# [RECORDS]
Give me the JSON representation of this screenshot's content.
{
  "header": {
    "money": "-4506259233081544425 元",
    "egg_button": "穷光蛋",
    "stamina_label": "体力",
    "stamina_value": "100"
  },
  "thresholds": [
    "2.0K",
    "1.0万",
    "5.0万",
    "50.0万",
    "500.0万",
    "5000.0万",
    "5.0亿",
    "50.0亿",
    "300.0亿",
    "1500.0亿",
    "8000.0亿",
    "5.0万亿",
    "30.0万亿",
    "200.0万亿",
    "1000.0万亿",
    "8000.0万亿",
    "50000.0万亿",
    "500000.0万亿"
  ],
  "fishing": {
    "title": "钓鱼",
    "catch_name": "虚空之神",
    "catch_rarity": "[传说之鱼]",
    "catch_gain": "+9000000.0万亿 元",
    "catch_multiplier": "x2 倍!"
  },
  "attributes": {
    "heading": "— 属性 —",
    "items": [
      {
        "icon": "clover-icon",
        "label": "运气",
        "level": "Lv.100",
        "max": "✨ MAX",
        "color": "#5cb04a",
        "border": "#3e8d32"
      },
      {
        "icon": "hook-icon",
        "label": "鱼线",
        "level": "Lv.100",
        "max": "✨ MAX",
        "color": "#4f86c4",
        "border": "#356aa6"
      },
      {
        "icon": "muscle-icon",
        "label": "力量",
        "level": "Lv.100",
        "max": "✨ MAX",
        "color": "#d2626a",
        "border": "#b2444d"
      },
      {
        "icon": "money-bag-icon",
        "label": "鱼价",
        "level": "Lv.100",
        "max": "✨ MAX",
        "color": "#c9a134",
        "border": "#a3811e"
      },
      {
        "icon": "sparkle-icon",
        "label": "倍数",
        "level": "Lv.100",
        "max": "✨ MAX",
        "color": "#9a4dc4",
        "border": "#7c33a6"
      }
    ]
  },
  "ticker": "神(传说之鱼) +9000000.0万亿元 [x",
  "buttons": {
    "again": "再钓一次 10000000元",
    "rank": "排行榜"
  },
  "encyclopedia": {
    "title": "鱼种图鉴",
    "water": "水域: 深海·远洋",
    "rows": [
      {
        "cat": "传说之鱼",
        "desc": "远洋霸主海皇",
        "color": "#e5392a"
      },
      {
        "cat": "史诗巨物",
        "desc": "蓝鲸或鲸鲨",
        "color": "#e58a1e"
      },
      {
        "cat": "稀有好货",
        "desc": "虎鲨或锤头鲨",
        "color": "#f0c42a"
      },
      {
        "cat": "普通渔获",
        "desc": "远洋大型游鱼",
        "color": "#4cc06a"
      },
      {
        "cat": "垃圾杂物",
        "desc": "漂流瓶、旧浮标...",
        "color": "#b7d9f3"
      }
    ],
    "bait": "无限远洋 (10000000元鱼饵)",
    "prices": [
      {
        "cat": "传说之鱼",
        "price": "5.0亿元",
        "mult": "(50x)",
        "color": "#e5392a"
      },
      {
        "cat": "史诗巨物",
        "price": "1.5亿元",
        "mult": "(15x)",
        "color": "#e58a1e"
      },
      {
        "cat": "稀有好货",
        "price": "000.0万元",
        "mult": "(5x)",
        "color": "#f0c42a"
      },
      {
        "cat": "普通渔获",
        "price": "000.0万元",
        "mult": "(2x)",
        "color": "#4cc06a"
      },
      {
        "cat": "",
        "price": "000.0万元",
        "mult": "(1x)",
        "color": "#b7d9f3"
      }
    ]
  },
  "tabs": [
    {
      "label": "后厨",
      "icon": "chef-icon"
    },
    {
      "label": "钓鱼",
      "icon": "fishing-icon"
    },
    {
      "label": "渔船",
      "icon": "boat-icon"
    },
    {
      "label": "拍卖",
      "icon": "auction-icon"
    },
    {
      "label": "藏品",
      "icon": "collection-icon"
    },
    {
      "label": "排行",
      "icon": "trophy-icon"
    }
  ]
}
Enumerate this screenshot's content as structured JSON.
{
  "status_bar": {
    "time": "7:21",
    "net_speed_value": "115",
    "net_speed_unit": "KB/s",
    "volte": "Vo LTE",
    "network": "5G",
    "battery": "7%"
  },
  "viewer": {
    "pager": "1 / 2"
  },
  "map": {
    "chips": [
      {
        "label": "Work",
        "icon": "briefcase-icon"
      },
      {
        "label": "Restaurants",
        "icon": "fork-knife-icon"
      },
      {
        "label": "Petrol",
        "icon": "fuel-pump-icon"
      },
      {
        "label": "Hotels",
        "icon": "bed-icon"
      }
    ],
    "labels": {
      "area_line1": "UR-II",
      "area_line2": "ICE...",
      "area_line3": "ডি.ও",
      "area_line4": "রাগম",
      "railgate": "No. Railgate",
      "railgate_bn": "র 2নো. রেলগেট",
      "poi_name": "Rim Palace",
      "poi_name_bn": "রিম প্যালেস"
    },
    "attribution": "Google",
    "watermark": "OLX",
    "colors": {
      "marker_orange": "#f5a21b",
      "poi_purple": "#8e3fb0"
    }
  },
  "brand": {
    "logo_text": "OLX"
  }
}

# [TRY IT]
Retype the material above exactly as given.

# [OUTPUT BELOW]
Give me the JSON representation of this screenshot's content.
{
  "header": {
    "money": "-4506259233081544425 元",
    "egg_button": "穷光蛋",
    "stamina_label": "体力",
    "stamina_value": "100"
  },
  "thresholds": [
    "2.0K",
    "1.0万",
    "5.0万",
    "50.0万",
    "500.0万",
    "5000.0万",
    "5.0亿",
    "50.0亿",
    "300.0亿",
    "1500.0亿",
    "8000.0亿",
    "5.0万亿",
    "30.0万亿",
    "200.0万亿",
    "1000.0万亿",
    "8000.0万亿",
    "50000.0万亿",
    "500000.0万亿"
  ],
  "fishing": {
    "title": "钓鱼",
    "catch_name": "虚空之神",
    "catch_rarity": "[传说之鱼]",
    "catch_gain": "+9000000.0万亿 元",
    "catch_multiplier": "x2 倍!"
  },
  "attributes": {
    "heading": "— 属性 —",
    "items": [
      {
        "icon": "clover-icon",
        "label": "运气",
        "level": "Lv.100",
        "max": "✨ MAX",
        "color": "#5cb04a",
        "border": "#3e8d32"
      },
      {
        "icon": "hook-icon",
        "label": "鱼线",
        "level": "Lv.100",
        "max": "✨ MAX",
        "color": "#4f86c4",
        "border": "#356aa6"
      },
      {
        "icon": "muscle-icon",
        "label": "力量",
        "level": "Lv.100",
        "max": "✨ MAX",
        "color": "#d2626a",
        "border": "#b2444d"
      },
      {
        "icon": "money-bag-icon",
        "label": "鱼价",
        "level": "Lv.100",
        "max": "✨ MAX",
        "color": "#c9a134",
        "border": "#a3811e"
      },
      {
        "icon": "sparkle-icon",
        "label": "倍数",
        "level": "Lv.100",
        "max": "✨ MAX",
        "color": "#9a4dc4",
        "border": "#7c33a6"
      }
    ]
  },
  "ticker": "神(传说之鱼) +9000000.0万亿元 [x",
  "buttons": {
    "again": "再钓一次 10000000元",
    "rank": "排行榜"
  },
  "encyclopedia": {
    "title": "鱼种图鉴",
    "water": "水域: 深海·远洋",
    "rows": [
      {
        "cat": "传说之鱼",
        "desc": "远洋霸主海皇",
        "color": "#e5392a"
      },
      {
        "cat": "史诗巨物",
        "desc": "蓝鲸或鲸鲨",
        "color": "#e58a1e"
      },
      {
        "cat": "稀有好货",
        "desc": "虎鲨或锤头鲨",
        "color": "#f0c42a"
      },
      {
        "cat": "普通渔获",
        "desc": "远洋大型游鱼",
        "color": "#4cc06a"
      },
      {
        "cat": "垃圾杂物",
        "desc": "漂流瓶、旧浮标...",
        "color": "#b7d9f3"
      }
    ],
    "bait": "无限远洋 (10000000元鱼饵)",
    "prices": [
      {
        "cat": "传说之鱼",
        "price": "5.0亿元",
        "mult": "(50x)",
        "color": "#e5392a"
      },
      {
        "cat": "史诗巨物",
        "price": "1.5亿元",
        "mult": "(15x)",
        "color": "#e58a1e"
      },
      {
        "cat": "稀有好货",
        "price": "000.0万元",
        "mult": "(5x)",
        "color": "#f0c42a"
      },
      {
        "cat": "普通渔获",
        "price": "000.0万元",
        "mult": "(2x)",
        "color": "#4cc06a"
      },
      {
        "cat": "",
        "price": "000.0万元",
        "mult": "(1x)",
        "color": "#b7d9f3"
      }
    ]
  },
  "tabs": [
    {
      "label": "后厨",
      "icon": "chef-icon"
    },
    {
      "label": "钓鱼",
      "icon": "fishing-icon"
    },
    {
      "label": "渔船",
      "icon": "boat-icon"
    },
    {
      "label": "拍卖",
      "icon": "auction-icon"
    },
    {
      "label": "藏品",
      "icon": "collection-icon"
    },
    {
      "label": "排行",
      "icon": "trophy-icon"
    }
  ]
}
Enumerate this screenshot's content as structured JSON.
{
  "status_bar": {
    "time": "7:21",
    "net_speed_value": "115",
    "net_speed_unit": "KB/s",
    "volte": "Vo LTE",
    "network": "5G",
    "battery": "7%"
  },
  "viewer": {
    "pager": "1 / 2"
  },
  "map": {
    "chips": [
      {
        "label": "Work",
        "icon": "briefcase-icon"
      },
      {
        "label": "Restaurants",
        "icon": "fork-knife-icon"
      },
      {
        "label": "Petrol",
        "icon": "fuel-pump-icon"
      },
      {
        "label": "Hotels",
        "icon": "bed-icon"
      }
    ],
    "labels": {
      "area_line1": "UR-II",
      "area_line2": "ICE...",
      "area_line3": "ডি.ও",
      "area_line4": "রাগম",
      "railgate": "No. Railgate",
      "railgate_bn": "র 2নো. রেলগেট",
      "poi_name": "Rim Palace",
      "poi_name_bn": "রিম প্যালেস"
    },
    "attribution": "Google",
    "watermark": "OLX",
    "colors": {
      "marker_orange": "#f5a21b",
      "poi_purple": "#8e3fb0"
    }
  },
  "brand": {
    "logo_text": "OLX"
  }
}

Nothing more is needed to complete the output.